Handover Ceremony of the Naletale Monument Restoration Project

group shotAmbassador’s D. Bruce Wharton’s Remarks at the Handover Ceremony of the Naletale Monument Restoration Project

Part of the Ambassador’s Fund for Cultural Preservation

May 28, 1800-2000

I am truly delighted to be with you all today to celebrate the completion of the renovation project of the Naletale Monument.  This afternoon, I had the pleasure of visiting this important site and seeing the final product, and I am more certain than ever about the importance of this project.

My job in Zimbabwe is to lead the U.S. Government – including the State Department, the U.S. Agency for International Development, the Centers for Disease Control and Prevention, and the Department of Defence – in building strong and productive relations with the government and people of Zimbabwe.

group shotTo build and sustain good relations, we Americans must first understand and appreciate Zimbabwe’s own culture and history.  More than just understanding, we must respect what the people of Zimbabwe accomplished before the arrival of Europeans here.  We need to recognize the powerful influence this history has on modern Zimbabwe.  That’s what this project is about:  Respect for Zimbabwe.

In 2012, the Naletale Monument was placed on the UNESCO World’s Monument Watch list as a site in danger of deteriorating and losing its original integrity.

In response to the listing, the U.S. Embassy’s Public Affairs Section approached the National Museums and Monuments of Zimbabwe with an offer to help reverse the deterioration and collapse of the site’s unique stone walls.  This renovation project was funded by the State Department’s Ambassador’s Fund for Cultural Preservation.

This is a global fund created by the U.S. Congress that has supported more than 650 projects in more than 120 countries, representing a contribution of over $26 million dollars towards the preservation of cultural heritage worldwide.  In 2008, Zimbabwe benefited from this Fund, receiving $36,000 to improve security at the Great Zimbabwe Monument Museum to protect the artefacts on exhibit there.  In 2013, we committed $64,000 to restore the Naletale Monument.

Of course, Great Zimbabwe Monument and the Khami Monument are already on the UNESCO World Heritage List.  Your work to preserve and protect Naletale, underscores the tremendous value to humanity of the Shona cultures, the Torwa and Munhumutapa Kingdoms, and the Rozvi Empire.  By bringing American tax dollars – the contributions of individual American citizens and businesses – to assist in restoring Zimbabwe’s monuments, my government and my embassy are saying that we recognize and respect Zimbabwe’s pre-colonial history.

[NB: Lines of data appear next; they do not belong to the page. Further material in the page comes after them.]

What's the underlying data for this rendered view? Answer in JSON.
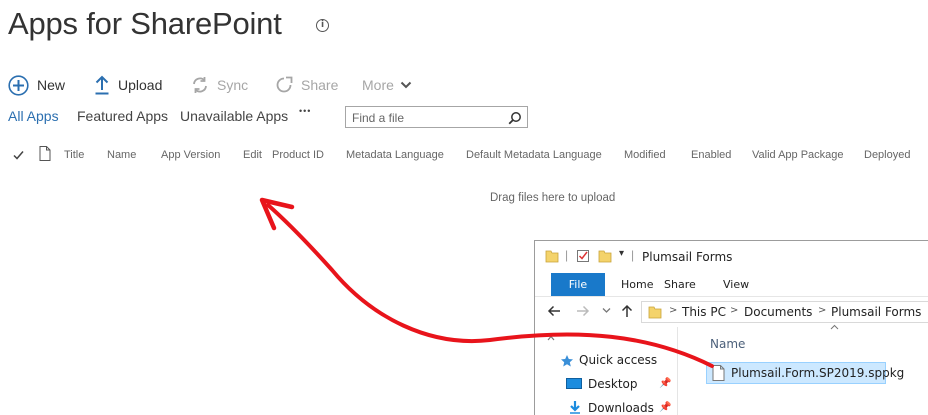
{
  "page": {
    "title": "Apps for SharePoint",
    "info_icon": "info-icon"
  },
  "commands": {
    "new": "New",
    "upload": "Upload",
    "sync": "Sync",
    "share": "Share",
    "more": "More"
  },
  "tabs": [
    "All Apps",
    "Featured Apps",
    "Unavailable Apps"
  ],
  "tabs_more": "•••",
  "search": {
    "placeholder": "Find a file"
  },
  "columns": [
    "Title",
    "Name",
    "App Version",
    "Edit",
    "Product ID",
    "Metadata Language",
    "Default Metadata Language",
    "Modified",
    "Enabled",
    "Valid App Package",
    "Deployed"
  ],
  "drop_hint": "Drag files here to upload",
  "explorer": {
    "title": "Plumsail Forms",
    "ribbon": {
      "file": "File",
      "home": "Home",
      "share": "Share",
      "view": "View"
    },
    "breadcrumbs": [
      "This PC",
      "Documents",
      "Plumsail Forms"
    ],
    "nav": [
      {
        "label": "Quick access",
        "icon": "star-icon"
      },
      {
        "label": "Desktop",
        "icon": "desktop-icon"
      },
      {
        "label": "Downloads",
        "icon": "download-icon"
      }
    ],
    "column_header": "Name",
    "files": [
      "Plumsail.Form.SP2019.sppkg"
    ]
  },
  "colors": {
    "accent": "#2b6fb0",
    "arrow": "#e8141b",
    "file_tab": "#1979ca",
    "selection": "#cce8ff"
  }
}
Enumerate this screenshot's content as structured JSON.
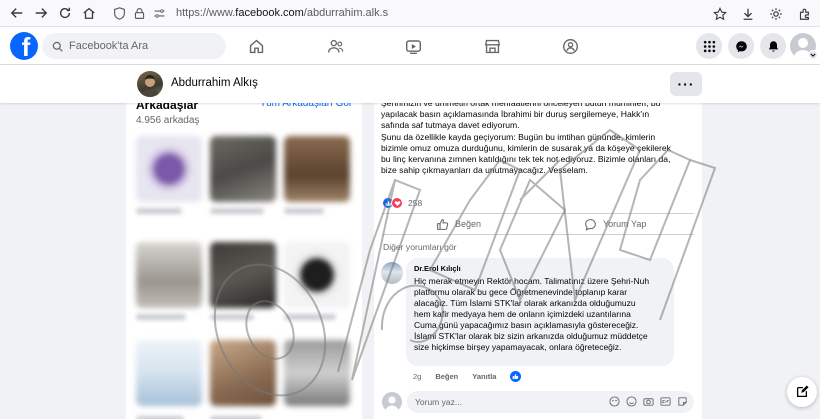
{
  "browser": {
    "url_prefix": "https://www.",
    "url_host": "facebook.com",
    "url_path": "/abdurrahim.alk.s"
  },
  "header": {
    "search_placeholder": "Facebook'ta Ara",
    "logo_letter": "f"
  },
  "profile": {
    "name": "Abdurrahim Alkış",
    "more_label": "···"
  },
  "friends": {
    "title": "Arkadaşlar",
    "see_all": "Tüm Arkadaşları Gör",
    "count": "4.956 arkadaş"
  },
  "post": {
    "lines": [
      "Şehrimizin ve ümmetin ortak menfaatlerini önceleyen bütün müminleri; bu",
      "yapılacak basın açıklamasında İbrahimi bir duruş sergilemeye, Hakk'ın",
      "safında saf tutmaya davet ediyorum.",
      "Şunu da özellikle kayda geçiyorum: Bugün bu imtihan gününde, kimlerin",
      "bizimle omuz omuza durduğunu, kimlerin de susarak ya da köşeye çekilerek",
      "bu linç kervanına zımnen katıldığını tek tek not ediyoruz. Bizimle olanları da,",
      "bize sahip çıkmayanları da unutmayacağız. Vesselam."
    ],
    "reaction_count": "258",
    "like_label": "Beğen",
    "comment_label": "Yorum Yap",
    "more_comments": "Diğer yorumları gör"
  },
  "comment": {
    "author": "Dr.Erol Kılıçlı",
    "lines": [
      "Hiç merak etmeyin Rektör hocam. Talimatınız üzere Şehri-Nuh",
      "platformu olarak bu gece Öğretmenevinde toplanıp karar",
      "alacağız. Tüm İslami STK'lar olarak arkanızda olduğumuzu",
      "hem kafir medyaya hem de onların içimizdeki uzantılarına",
      "Cuma günü yapacağımız basın açıklamasıyla göstereceğiz.",
      "İslami STK'lar olarak biz sizin arkanızda olduğumuz müddetçe",
      "size hiçkimse birşey yapamayacak, onlara öğreteceğiz."
    ],
    "time": "2g",
    "like_label": "Beğen",
    "reply_label": "Yanıtla"
  },
  "composer": {
    "placeholder": "Yorum yaz..."
  },
  "watermark": {
    "text": "odatv"
  },
  "colors": {
    "brand": "#0866ff",
    "love": "#f33e58",
    "page_bg": "#f0f2f5"
  }
}
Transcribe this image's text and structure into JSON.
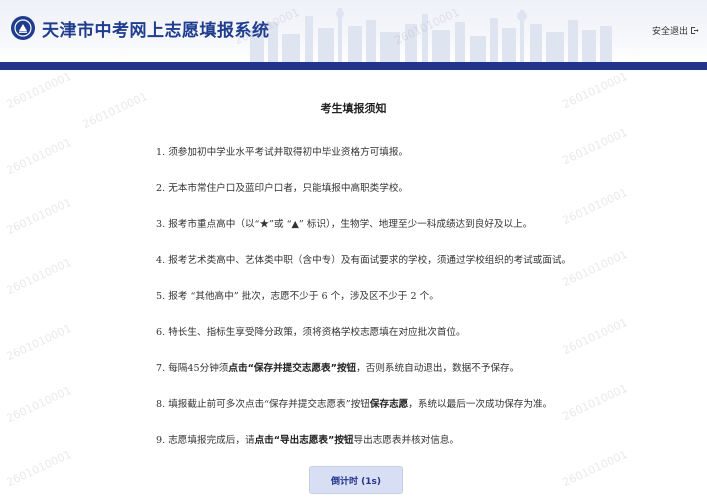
{
  "header": {
    "title": "天津市中考网上志愿填报系统",
    "logout_label": "安全退出"
  },
  "notice": {
    "title": "考生填报须知",
    "rules": [
      {
        "num": "1.",
        "pre": "须参加初中学业水平考试并取得初中毕业资格方可填报。",
        "bold": "",
        "post": ""
      },
      {
        "num": "2.",
        "pre": "无本市常住户口及蓝印户口者，只能填报中高职类学校。",
        "bold": "",
        "post": ""
      },
      {
        "num": "3.",
        "pre": "报考市重点高中（以“★”或 “▲” 标识），生物学、地理至少一科成绩达到良好及以上。",
        "bold": "",
        "post": ""
      },
      {
        "num": "4.",
        "pre": "报考艺术类高中、艺体类中职（含中专）及有面试要求的学校，须通过学校组织的考试或面试。",
        "bold": "",
        "post": ""
      },
      {
        "num": "5.",
        "pre": "报考 “其他高中” 批次，志愿不少于 6 个，涉及区不少于 2 个。",
        "bold": "",
        "post": ""
      },
      {
        "num": "6.",
        "pre": "特长生、指标生享受降分政策，须将资格学校志愿填在对应批次首位。",
        "bold": "",
        "post": ""
      },
      {
        "num": "7.",
        "pre": "每隔45分钟须",
        "bold": "点击“保存并提交志愿表”按钮",
        "post": "，否则系统自动退出，数据不予保存。"
      },
      {
        "num": "8.",
        "pre": "填报截止前可多次点击“保存并提交志愿表”按钮",
        "bold": "保存志愿",
        "post": "，系统以最后一次成功保存为准。"
      },
      {
        "num": "9.",
        "pre": "志愿填报完成后，请",
        "bold": "点击“导出志愿表”按钮",
        "post": "导出志愿表并核对信息。"
      }
    ]
  },
  "countdown": {
    "label": "倒计时 (1s)"
  },
  "watermark": {
    "text": "2601010001"
  },
  "colors": {
    "brand": "#23348c",
    "title": "#1f3d8f",
    "button_bg": "#d8def4"
  },
  "icons": {
    "logo": "emblem-logo-icon",
    "logout": "exit-icon"
  }
}
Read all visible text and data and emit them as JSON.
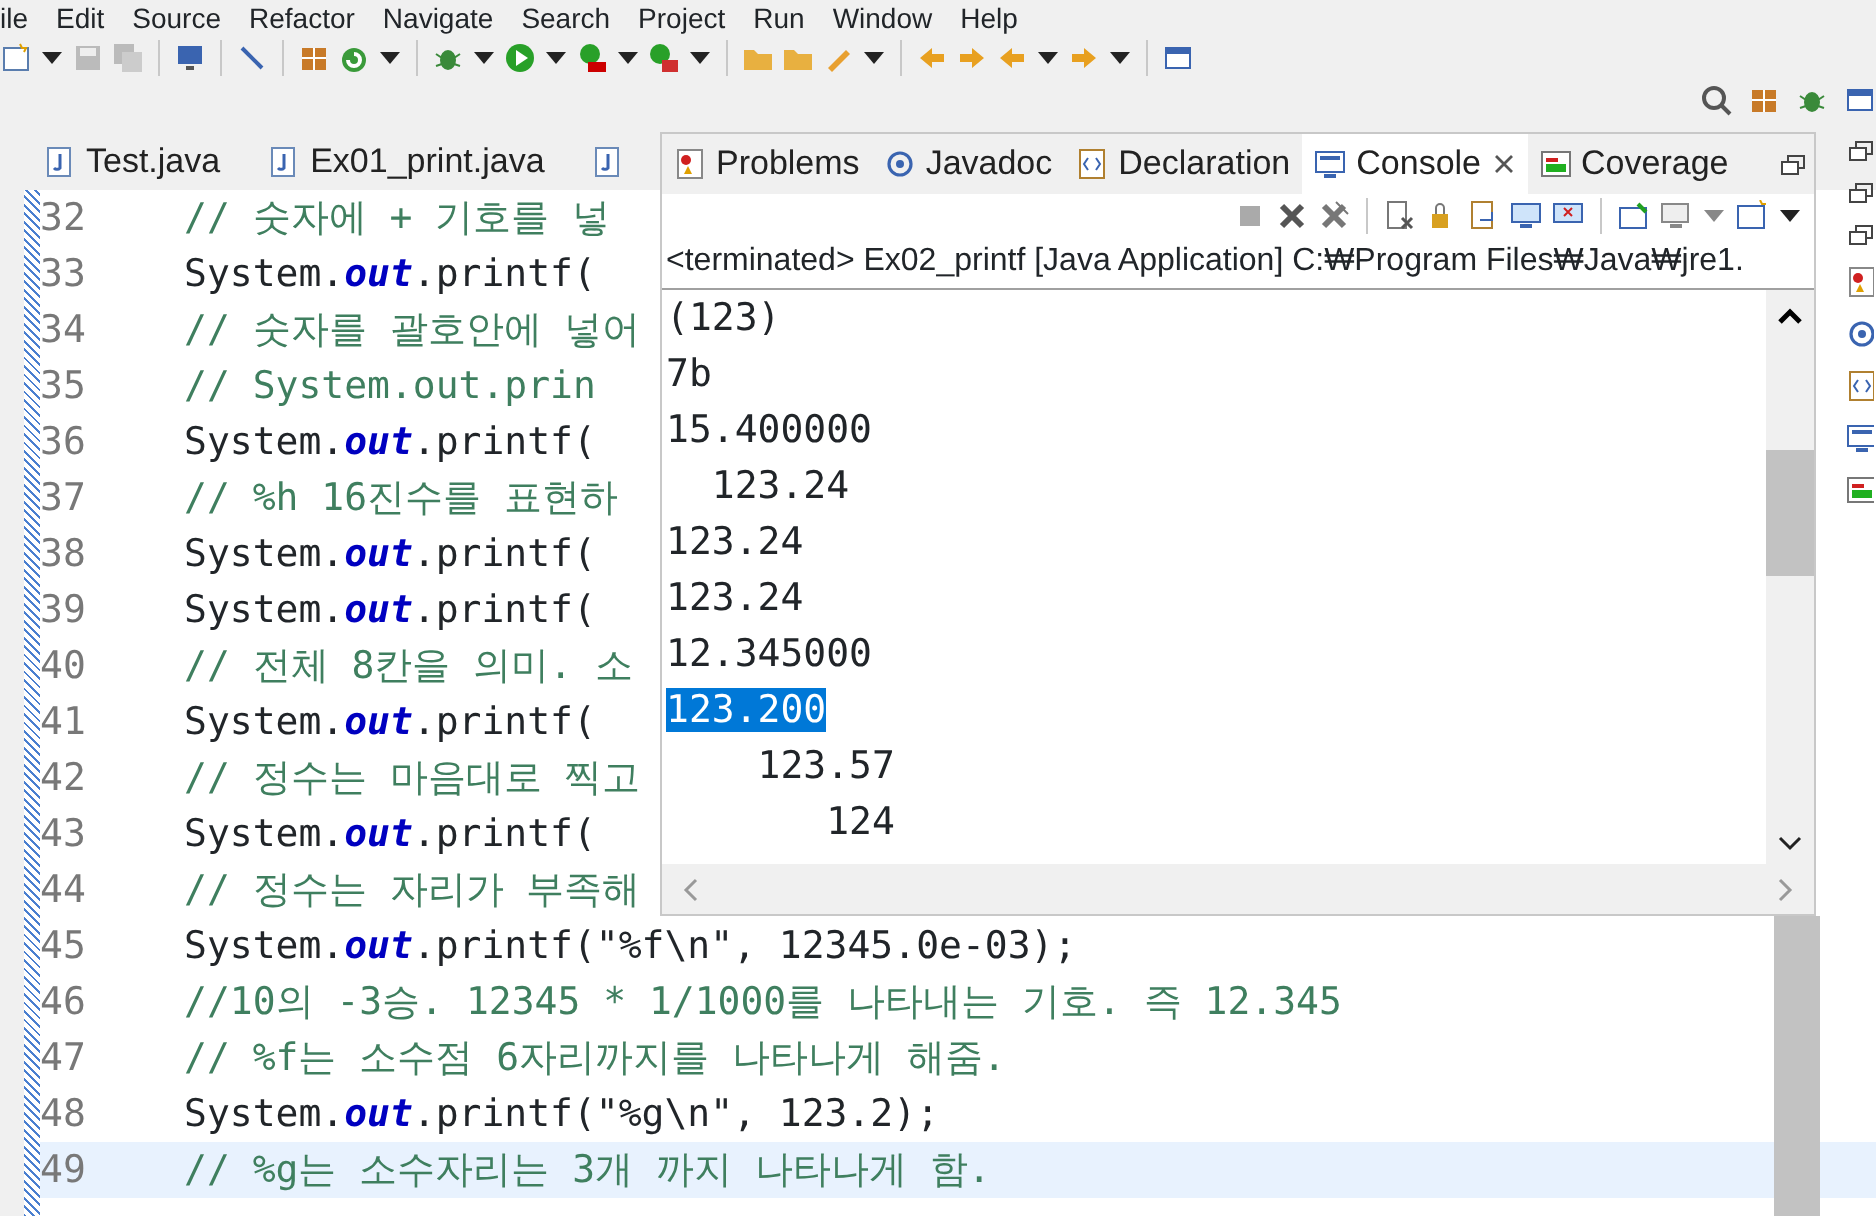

Naletale is especially appropriate for restoration and preservation because it served as an educational tool for university students pursuing archaeology, cultural heritage, and museum studies at Midlands State University.   The involvement of archaeology students in this project did more than rebuild walls at Naletale.

It helped train a cadre of professionals who will go on to recognize, understand, and highlight other historic sites in Zimbabwe and beyond.

Did you know that Americans made up the largest number of non-African tourists to Zimbabwe in 2014 and the New York Times ranked Zimbabwe among the top 52 places to visit in 2015?  Not to mention, it made my number one destination on a series of tweets I recently wrote highlighting Beautiful Zimbabwe.

This project will support growth in the tourism industry, a sector of the economy that can grow and create jobs very quickly.  Adding Naletale to the list of must-see historic sites in Zimbabwe will help develop both domestic and international tourism to the benefit of the Gweru region and all of Zimbabwe.

Finally, I hope the community of students and faculty who took part in this restoration project will go on to monitor the site and ensure that damage and further deterioration is attended to promptly.  And, I must point out that the strong connection between Midlands State University and the Naletale Monument is very clearly made in the university’s logo.

So, while the U.S. remains committed to our long-standing programs to support Zimbabwe’s health, economic growth, institutional strength, and humanitarian assistance, the project we are launching today is a foundation for all the rest.  Understanding, respecting, and working to protect Zimbabwe’s deep and proud history is the keystone on which all of our other partnerships must be built.

Thank you all for being part of this project.  I hope that Changamire Dombo would approve.